Which lines in the records below contain the word "Tabelle"? Copy each one.

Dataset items
################

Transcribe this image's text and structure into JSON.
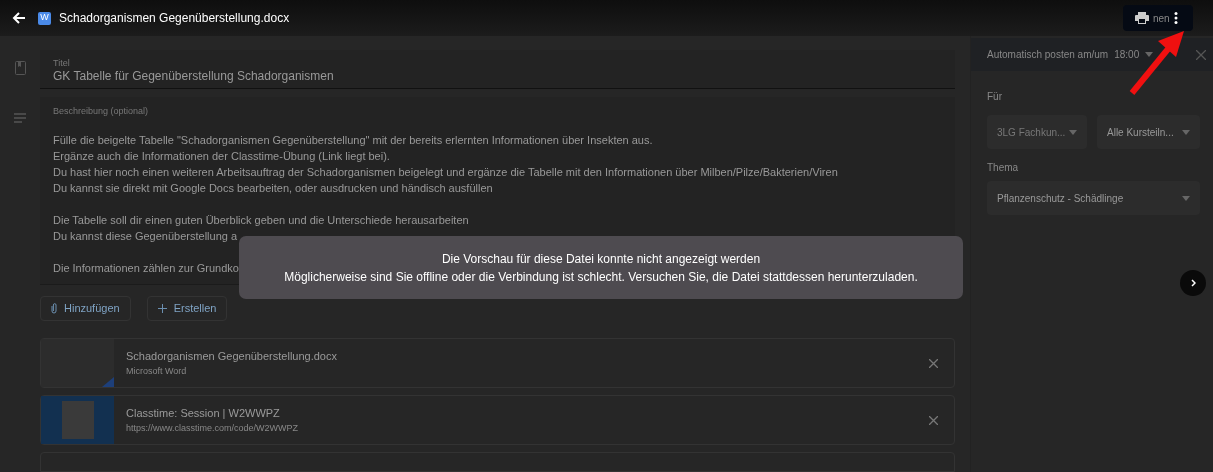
{
  "header": {
    "title": "Schadorganismen Gegenüberstellung.docx",
    "file_badge": "W",
    "action_text": "nen"
  },
  "title_field": {
    "label": "Titel",
    "value": "GK Tabelle für Gegenüberstellung Schadorganismen"
  },
  "description_field": {
    "label": "Beschreibung (optional)",
    "paragraphs": [
      [
        "Fülle die beigelte Tabelle \"Schadorganismen Gegenüberstellung\" mit der bereits erlernten Informationen über Insekten aus.",
        "Ergänze auch die Informationen der Classtime-Übung (Link liegt bei).",
        "Du hast hier noch einen weiteren Arbeitsauftrag der Schadorganismen beigelegt und ergänze die Tabelle mit den Informationen über Milben/Pilze/Bakterien/Viren",
        "Du kannst sie direkt mit Google Docs bearbeiten, oder ausdrucken und händisch ausfüllen"
      ],
      [
        "Die Tabelle soll dir einen guten Überblick geben und die Unterschiede herausarbeiten",
        "Du kannst diese Gegenüberstellung a"
      ],
      [
        "Die Informationen zählen zur Grundko"
      ]
    ]
  },
  "buttons": [
    {
      "kind": "attach",
      "label": "Hinzufügen"
    },
    {
      "kind": "create",
      "label": "Erstellen"
    }
  ],
  "attachments": [
    {
      "kind": "doc",
      "name": "Schadorganismen Gegenüberstellung.docx",
      "subtitle": "Microsoft Word"
    },
    {
      "kind": "link",
      "name": "Classtime: Session | W2WWPZ",
      "subtitle": "https://www.classtime.com/code/W2WWPZ"
    }
  ],
  "side_panel": {
    "schedule": "Automatisch posten am/um",
    "time": "18:00",
    "for_label": "Für",
    "class_select": "3LG Fachkun...",
    "students_select": "Alle Kursteiln...",
    "topic_label": "Thema",
    "topic_select": "Pflanzenschutz - Schädlinge"
  },
  "preview_error": {
    "lines": [
      "Die Vorschau für diese Datei konnte nicht angezeigt werden",
      "Möglicherweise sind Sie offline oder die Verbindung ist schlecht. Versuchen Sie, die Datei stattdessen herunterzuladen."
    ]
  }
}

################

*COMPLETED TASK:*
    "value": "GK Tabelle für Gegenüberstellung Schadorganismen"
        "Fülle die beigelte Tabelle \"Schadorganismen Gegenüberstellung\" mit der bereits erlernten Informationen über Insekten aus.",
        "Du hast hier noch einen weiteren Arbeitsauftrag der Schadorganismen beigelegt und ergänze die Tabelle mit den Informationen über Milben/Pilze/Bakterien/Viren",
        "Die Tabelle soll dir einen guten Überblick geben und die Unterschiede herausarbeiten",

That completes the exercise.